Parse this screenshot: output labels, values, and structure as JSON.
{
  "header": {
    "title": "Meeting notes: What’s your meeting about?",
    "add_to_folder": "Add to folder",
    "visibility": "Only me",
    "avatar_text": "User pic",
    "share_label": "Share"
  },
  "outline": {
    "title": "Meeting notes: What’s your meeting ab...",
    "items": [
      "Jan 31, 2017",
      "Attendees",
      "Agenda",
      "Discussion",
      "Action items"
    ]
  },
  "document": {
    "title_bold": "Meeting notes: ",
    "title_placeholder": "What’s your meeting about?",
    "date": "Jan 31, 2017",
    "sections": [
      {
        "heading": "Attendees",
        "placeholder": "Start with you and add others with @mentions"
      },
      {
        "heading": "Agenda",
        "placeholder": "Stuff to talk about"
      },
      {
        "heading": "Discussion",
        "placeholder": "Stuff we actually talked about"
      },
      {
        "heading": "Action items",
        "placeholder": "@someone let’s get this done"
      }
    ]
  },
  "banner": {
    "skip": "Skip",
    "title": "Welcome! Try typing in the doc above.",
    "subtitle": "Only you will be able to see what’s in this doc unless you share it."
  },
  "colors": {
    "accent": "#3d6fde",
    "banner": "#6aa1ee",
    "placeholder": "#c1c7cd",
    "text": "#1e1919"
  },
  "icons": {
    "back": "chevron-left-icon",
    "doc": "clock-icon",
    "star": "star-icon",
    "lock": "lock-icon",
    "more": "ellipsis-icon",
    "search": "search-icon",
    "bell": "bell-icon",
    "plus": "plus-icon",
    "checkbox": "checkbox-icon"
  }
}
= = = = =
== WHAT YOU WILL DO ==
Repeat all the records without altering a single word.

== WRITTEN ANSWER ==
Parse this screenshot: output labels, values, and structure as JSON.
{
  "header": {
    "title": "Meeting notes: What’s your meeting about?",
    "add_to_folder": "Add to folder",
    "visibility": "Only me",
    "avatar_text": "User pic",
    "share_label": "Share"
  },
  "outline": {
    "title": "Meeting notes: What’s your meeting ab...",
    "items": [
      "Jan 31, 2017",
      "Attendees",
      "Agenda",
      "Discussion",
      "Action items"
    ]
  },
  "document": {
    "title_bold": "Meeting notes: ",
    "title_placeholder": "What’s your meeting about?",
    "date": "Jan 31, 2017",
    "sections": [
      {
        "heading": "Attendees",
        "placeholder": "Start with you and add others with @mentions"
      },
      {
        "heading": "Agenda",
        "placeholder": "Stuff to talk about"
      },
      {
        "heading": "Discussion",
        "placeholder": "Stuff we actually talked about"
      },
      {
        "heading": "Action items",
        "placeholder": "@someone let’s get this done"
      }
    ]
  },
  "banner": {
    "skip": "Skip",
    "title": "Welcome! Try typing in the doc above.",
    "subtitle": "Only you will be able to see what’s in this doc unless you share it."
  },
  "colors": {
    "accent": "#3d6fde",
    "banner": "#6aa1ee",
    "placeholder": "#c1c7cd",
    "text": "#1e1919"
  },
  "icons": {
    "back": "chevron-left-icon",
    "doc": "clock-icon",
    "star": "star-icon",
    "lock": "lock-icon",
    "more": "ellipsis-icon",
    "search": "search-icon",
    "bell": "bell-icon",
    "plus": "plus-icon",
    "checkbox": "checkbox-icon"
  }
}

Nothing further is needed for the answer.